INPUT MATERIAL:

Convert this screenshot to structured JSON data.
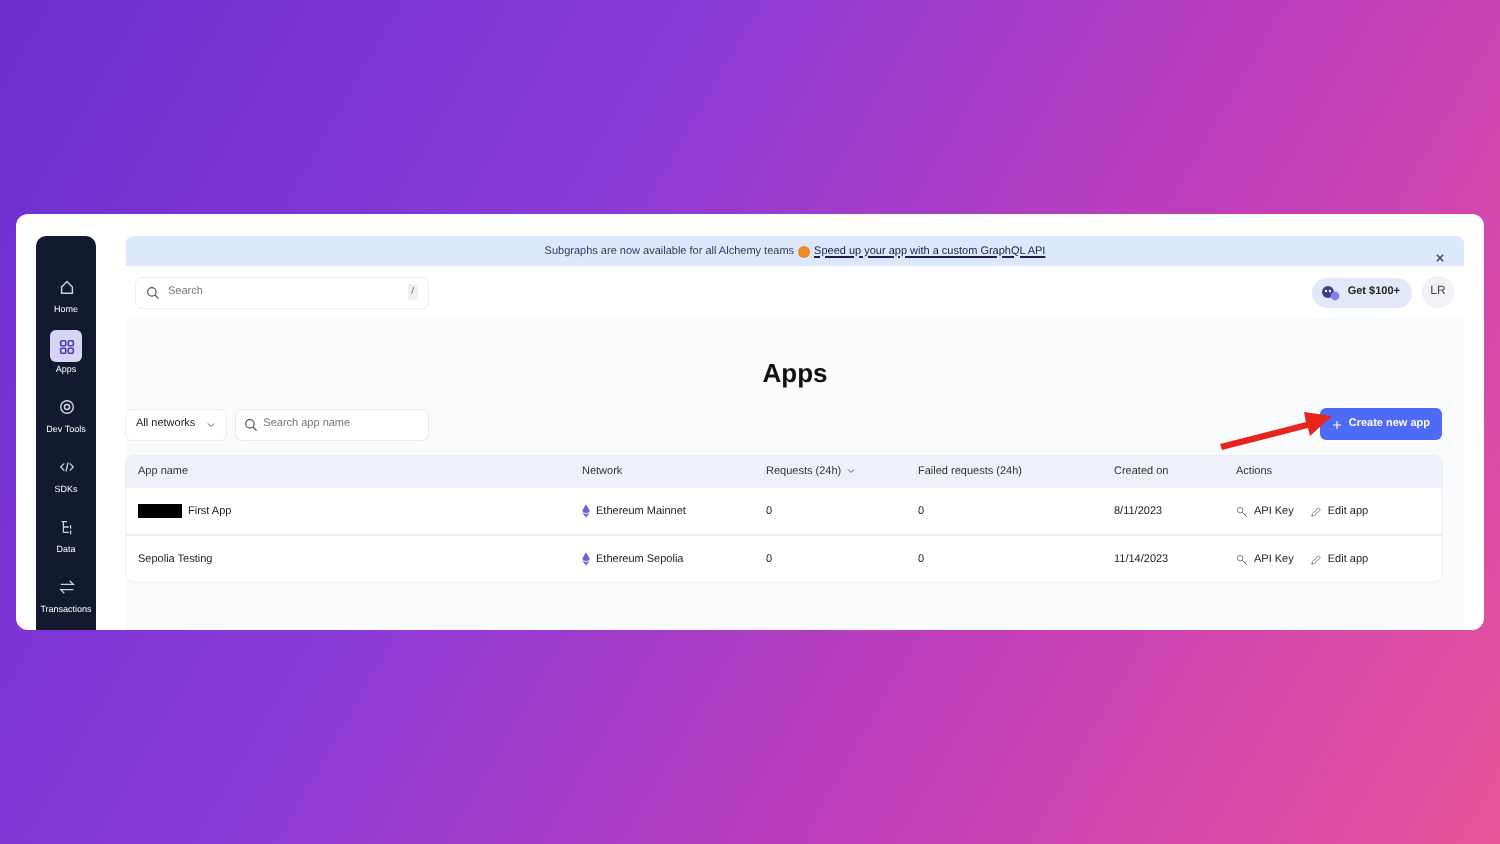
{
  "sidebar": {
    "items": [
      {
        "label": "Home",
        "selected": false
      },
      {
        "label": "Apps",
        "selected": true
      },
      {
        "label": "Dev Tools",
        "selected": false
      },
      {
        "label": "SDKs",
        "selected": false
      },
      {
        "label": "Data",
        "selected": false
      },
      {
        "label": "Transactions",
        "selected": false
      }
    ]
  },
  "banner": {
    "text": "Subgraphs are now available for all Alchemy teams",
    "link": "Speed up your app with a custom GraphQL API"
  },
  "search": {
    "placeholder": "Search",
    "shortcut": "/"
  },
  "reward": {
    "label": "Get $100+"
  },
  "avatar": {
    "initials": "LR"
  },
  "title": "Apps",
  "filter": {
    "value": "All networks"
  },
  "app_search": {
    "placeholder": "Search app name"
  },
  "create_button": {
    "label": "Create new app"
  },
  "table": {
    "columns": [
      {
        "label": "App name",
        "sortable": false
      },
      {
        "label": "Network",
        "sortable": false
      },
      {
        "label": "Requests (24h)",
        "sortable": true
      },
      {
        "label": "Failed requests (24h)",
        "sortable": false
      },
      {
        "label": "Created on",
        "sortable": false
      },
      {
        "label": "Actions",
        "sortable": false
      }
    ],
    "rows": [
      {
        "name": "First App",
        "redacted": true,
        "network": "Ethereum Mainnet",
        "requests": "0",
        "failed": "0",
        "created": "8/11/2023",
        "actions": [
          "API Key",
          "Edit app"
        ]
      },
      {
        "name": "Sepolia Testing",
        "redacted": false,
        "network": "Ethereum Sepolia",
        "requests": "0",
        "failed": "0",
        "created": "11/14/2023",
        "actions": [
          "API Key",
          "Edit app"
        ]
      }
    ]
  },
  "annotation": {
    "arrow": true
  }
}
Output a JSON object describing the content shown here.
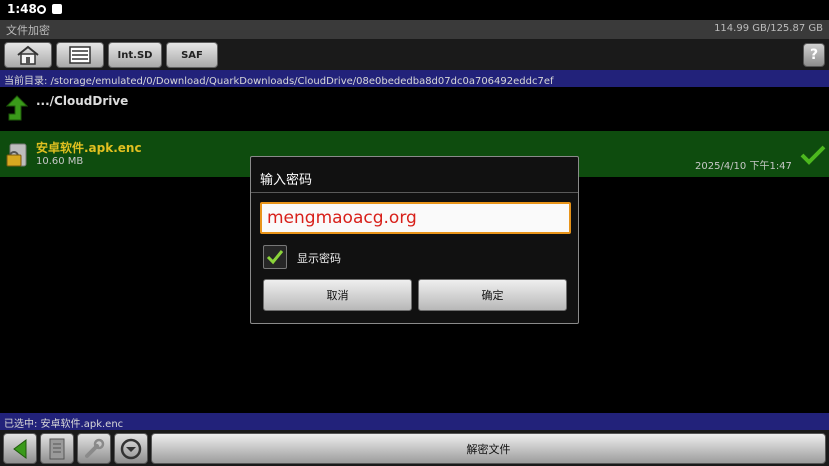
{
  "status_bar": {
    "time": "1:48"
  },
  "title_bar": {
    "app_title": "文件加密",
    "storage": "114.99 GB/125.87 GB"
  },
  "toolbar": {
    "int_sd_label": "Int.SD",
    "saf_label": "SAF",
    "help_label": "?"
  },
  "path_bar": {
    "text": "当前目录: /storage/emulated/0/Download/QuarkDownloads/CloudDrive/08e0bededba8d07dc0a706492eddc7ef"
  },
  "file_list": {
    "up_label": ".../CloudDrive",
    "items": [
      {
        "name": "安卓软件.apk.enc",
        "size": "10.60 MB",
        "date": "2025/4/10 下午1:47"
      }
    ]
  },
  "dialog": {
    "title": "输入密码",
    "password_value": "mengmaoacg.org",
    "show_password_label": "显示密码",
    "cancel_label": "取消",
    "ok_label": "确定"
  },
  "selection_bar": {
    "text": "已选中: 安卓软件.apk.enc"
  },
  "bottom_bar": {
    "decrypt_label": "解密文件"
  },
  "colors": {
    "accent_green": "#4cb81e",
    "selection_bg": "#0e4c0e",
    "path_bg": "#22227a",
    "input_border": "#e8941a",
    "input_text": "#d8201a"
  }
}
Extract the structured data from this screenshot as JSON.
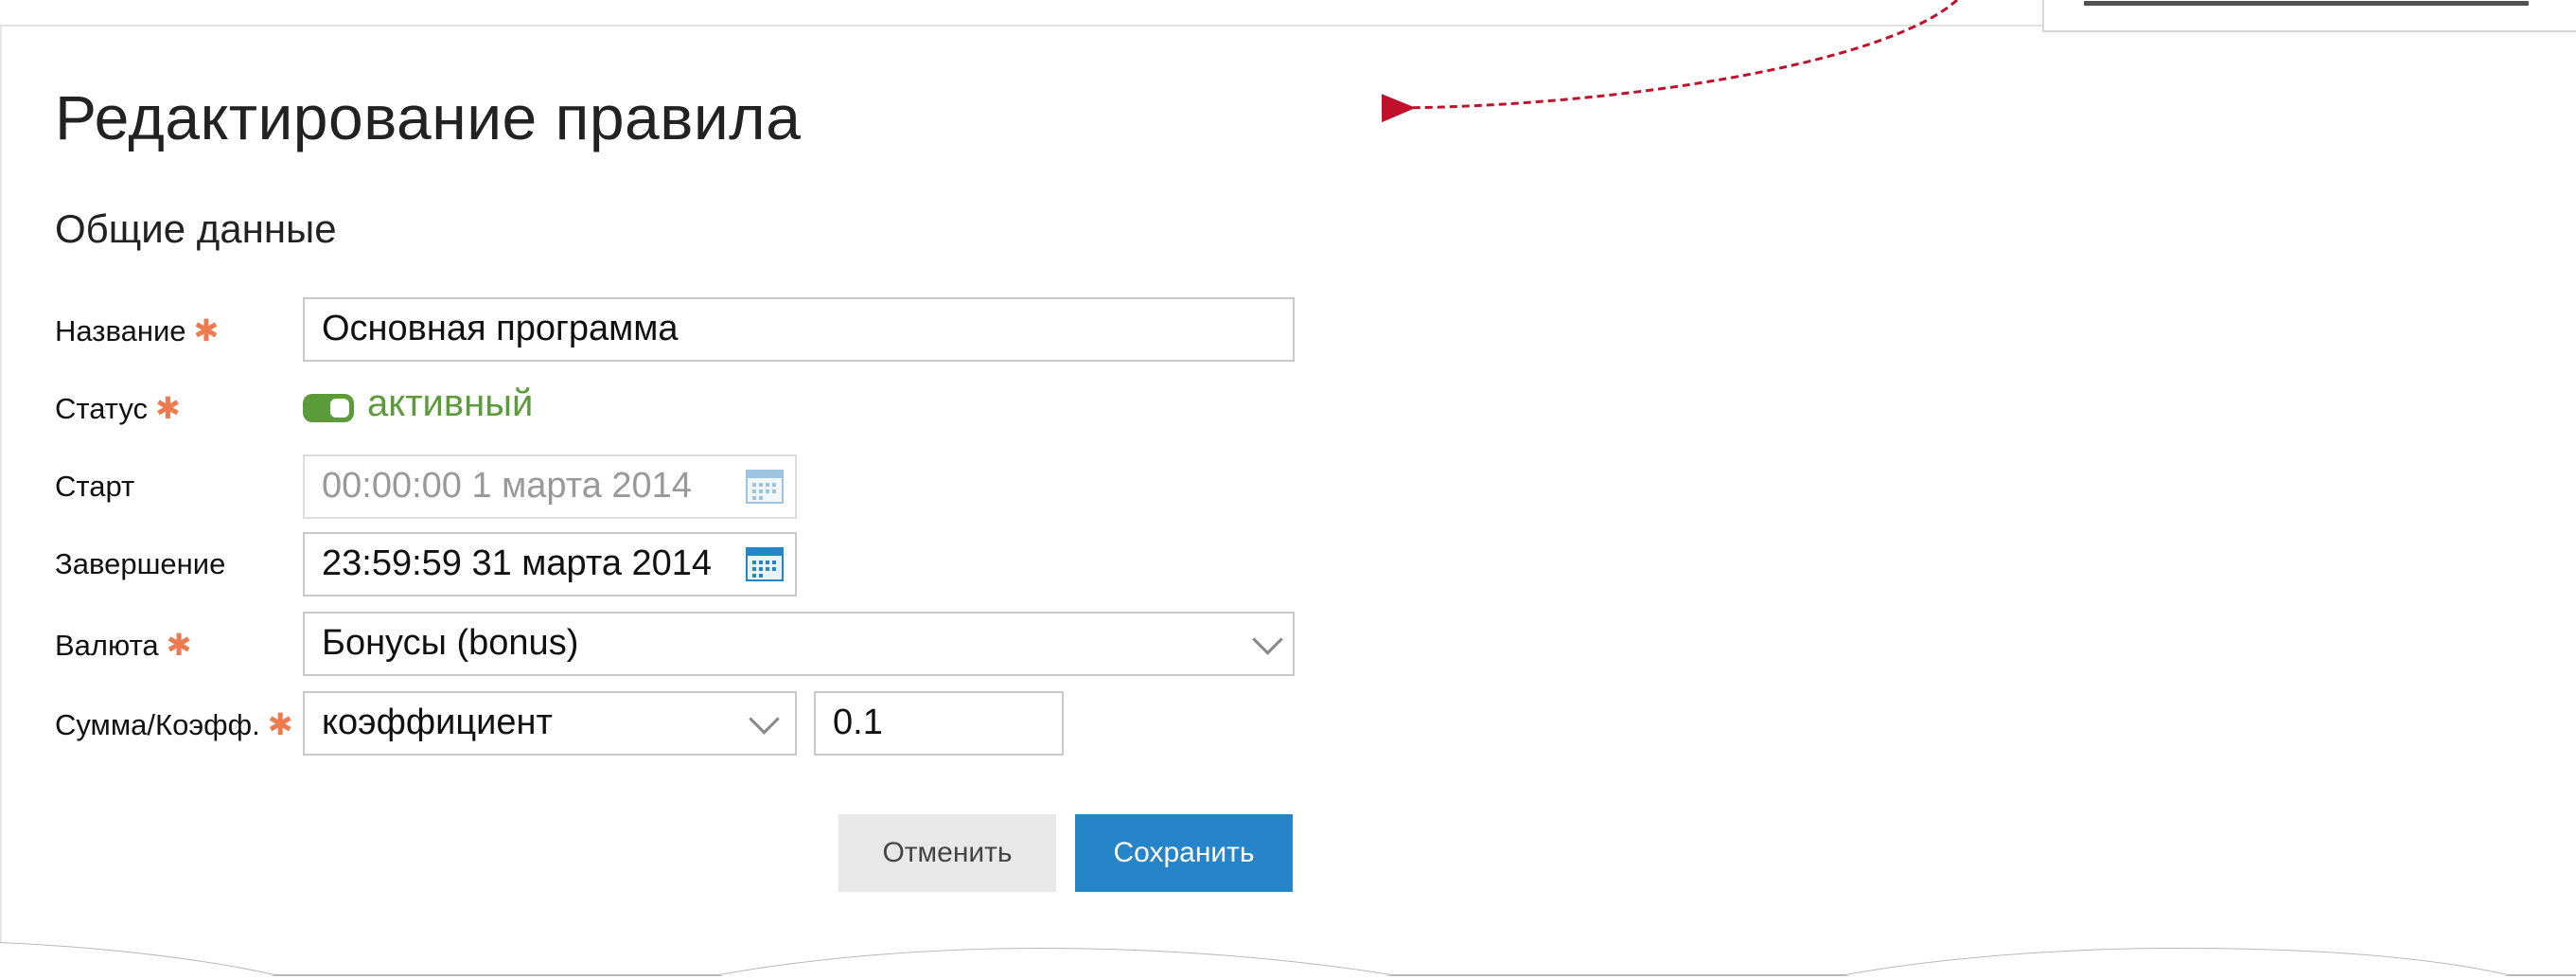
{
  "page": {
    "title": "Редактирование правила",
    "section_title": "Общие данные"
  },
  "form": {
    "name": {
      "label": "Название",
      "value": "Основная программа",
      "required": true
    },
    "status": {
      "label": "Статус",
      "value": "активный",
      "enabled": true,
      "required": true
    },
    "start": {
      "label": "Старт",
      "value": "00:00:00  1 марта 2014",
      "disabled": true
    },
    "end": {
      "label": "Завершение",
      "value": "23:59:59  31 марта 2014"
    },
    "currency": {
      "label": "Валюта",
      "value": "Бонусы (bonus)",
      "required": true
    },
    "amount": {
      "label": "Сумма/Коэфф.",
      "type_value": "коэффициент",
      "value": "0.1",
      "required": true
    }
  },
  "buttons": {
    "cancel": "Отменить",
    "save": "Сохранить"
  },
  "colors": {
    "accent": "#2585c8",
    "active": "#5b9b3a",
    "required": "#ee7a4f",
    "arrow": "#c0102a"
  },
  "icons": [
    "calendar-icon",
    "chevron-down-icon",
    "asterisk-icon"
  ]
}
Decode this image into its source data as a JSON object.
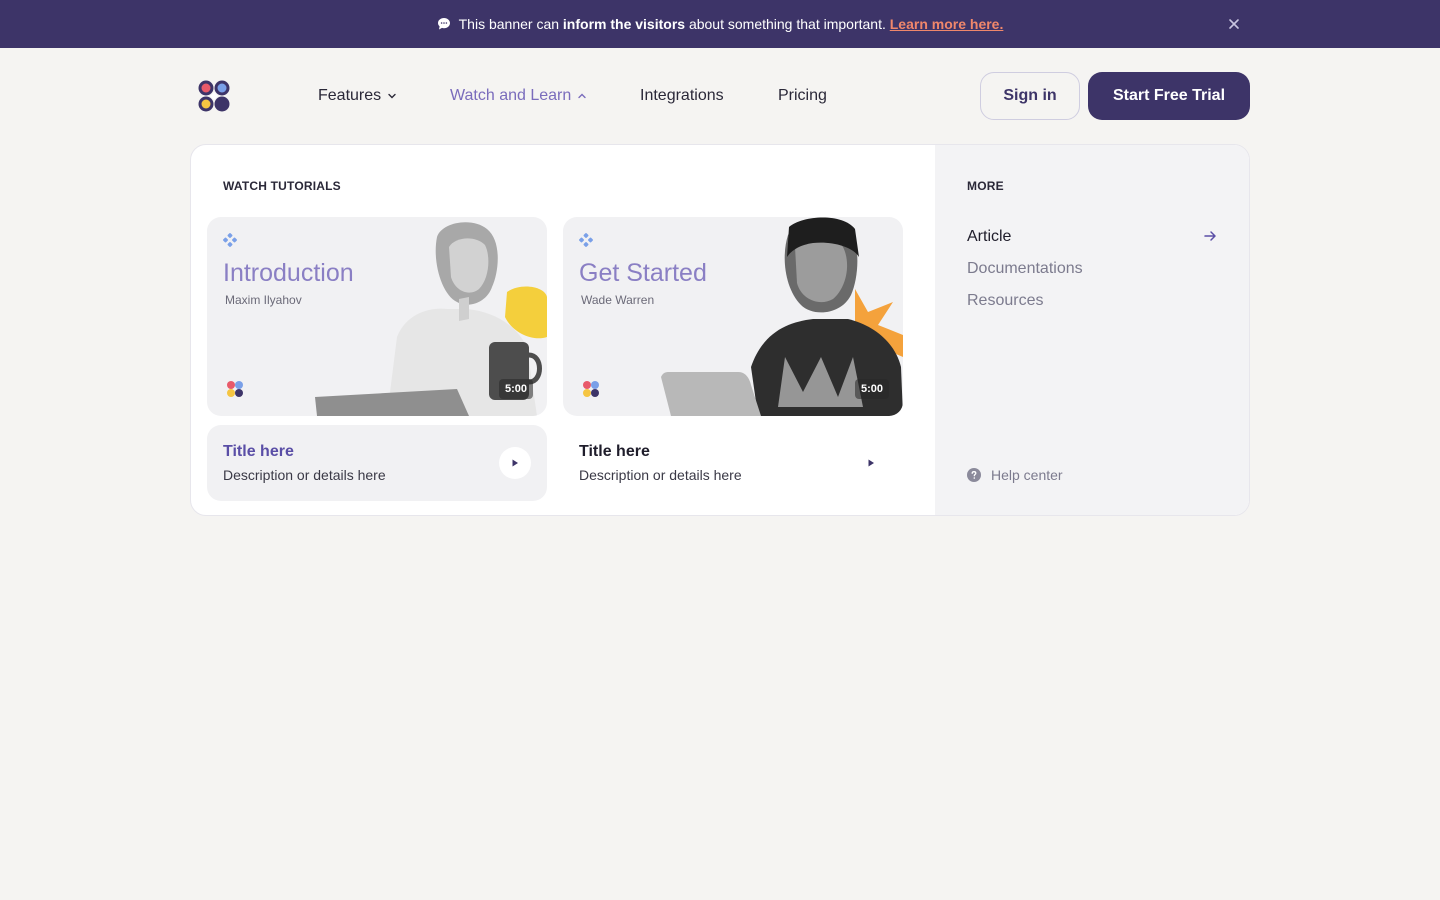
{
  "banner": {
    "text_before": "This banner can",
    "text_bold": "inform the visitors",
    "text_after": "about something that important.",
    "link": "Learn more here."
  },
  "nav": {
    "items": [
      {
        "label": "Features"
      },
      {
        "label": "Watch and Learn"
      },
      {
        "label": "Integrations"
      },
      {
        "label": "Pricing"
      }
    ],
    "sign_in": "Sign in",
    "trial": "Start Free Trial"
  },
  "dropdown": {
    "tutorials_label": "WATCH TUTORIALS",
    "videos": [
      {
        "title": "Introduction",
        "author": "Maxim Ilyahov",
        "duration": "5:00"
      },
      {
        "title": "Get Started",
        "author": "Wade Warren",
        "duration": "5:00"
      }
    ],
    "items": [
      {
        "title": "Title here",
        "description": "Description or details here"
      },
      {
        "title": "Title here",
        "description": "Description or details here"
      }
    ],
    "more_label": "MORE",
    "more_links": [
      {
        "label": "Article"
      },
      {
        "label": "Documentations"
      },
      {
        "label": "Resources"
      }
    ],
    "help": "Help center"
  },
  "colors": {
    "brand": "#3d3468",
    "accent": "#8a7fc4",
    "link": "#f0876b"
  }
}
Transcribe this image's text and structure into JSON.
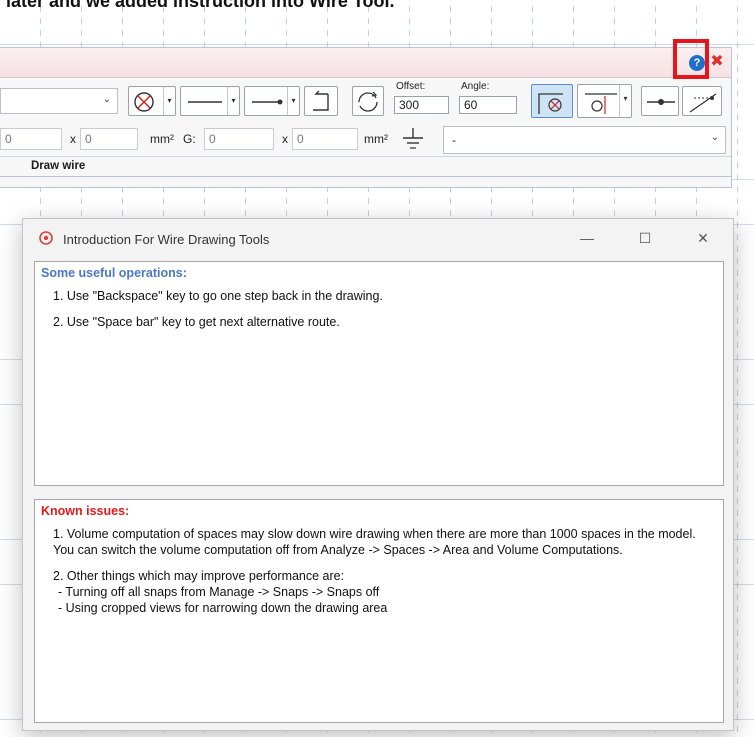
{
  "header_text": "later and we added instruction into Wire Tool.",
  "toolbar": {
    "help_icon_glyph": "?",
    "close_icon_glyph": "✖",
    "offset_label": "Offset:",
    "offset_value": "300",
    "angle_label": "Angle:",
    "angle_value": "60",
    "cross_section_a": "0",
    "cross_x1": "x",
    "cross_section_b": "0",
    "unit_1": "mm²",
    "g_label": "G:",
    "g_value": "0",
    "cross_x2": "x",
    "g_value_2": "0",
    "unit_2": "mm²",
    "ground_value": "-",
    "group_label": "Draw wire",
    "chevron": "⌄",
    "dropdown_arrow": "▾",
    "highlight_color": "#e8141c"
  },
  "dialog": {
    "title": "Introduction For Wire Drawing Tools",
    "minimize_glyph": "—",
    "maximize_glyph": "☐",
    "close_glyph": "✕",
    "useful": {
      "heading": "Some useful operations:",
      "heading_color": "#4a78c8",
      "items": [
        "1. Use \"Backspace\" key to go one step back in the drawing.",
        "2. Use \"Space bar\" key to get next alternative route."
      ]
    },
    "issues": {
      "heading": "Known issues:",
      "heading_color": "#e41a1a",
      "item1": "1. Volume computation of spaces may slow down wire drawing when there are more than 1000 spaces in the model. You can switch the volume computation off from Analyze -> Spaces -> Area and Volume Computations.",
      "item2": "2. Other things which may improve performance are:",
      "sub1": "- Turning off all snaps from Manage -> Snaps -> Snaps off",
      "sub2": "- Using cropped views for narrowing down the drawing area"
    }
  }
}
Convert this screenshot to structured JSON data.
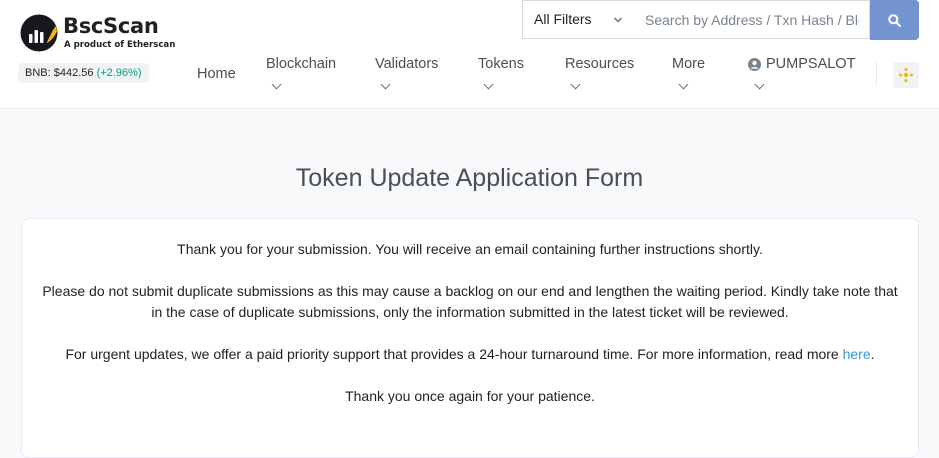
{
  "brand": {
    "name": "BscScan",
    "tagline": "A product of Etherscan"
  },
  "price_ticker": {
    "label": "BNB: $442.56",
    "change": "(+2.96%)"
  },
  "search": {
    "filter_label": "All Filters",
    "placeholder": "Search by Address / Txn Hash / Block / Token"
  },
  "nav": {
    "home": "Home",
    "blockchain": "Blockchain",
    "validators": "Validators",
    "tokens": "Tokens",
    "resources": "Resources",
    "more": "More",
    "account": "PUMPSALOT"
  },
  "page": {
    "title": "Token Update Application Form",
    "line1": "Thank you for your submission. You will receive an email containing further instructions shortly.",
    "line2a": "Please do not submit duplicate submissions as this may cause a backlog on our end and lengthen the waiting period. Kindly take note that",
    "line2b": "in the case of duplicate submissions, only the information submitted in the latest ticket will be reviewed.",
    "line3_text": "For urgent updates, we offer a paid priority support that provides a 24-hour turnaround time. For more information, read more ",
    "line3_link": "here",
    "line3_end": ".",
    "line4": "Thank you once again for your patience."
  },
  "colors": {
    "accent": "#7393d1",
    "positive": "#00a186",
    "link": "#3498db",
    "brand_yellow": "#f0b90b"
  },
  "icons": [
    "bscscan-logo-icon",
    "chevron-down-icon",
    "search-icon",
    "user-circle-icon",
    "bnb-icon"
  ]
}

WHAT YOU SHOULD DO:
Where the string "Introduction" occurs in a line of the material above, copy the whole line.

SOLUTION BELOW:
        "title": "Introduction",
    "title": "Introduction For Wire Drawing Tools",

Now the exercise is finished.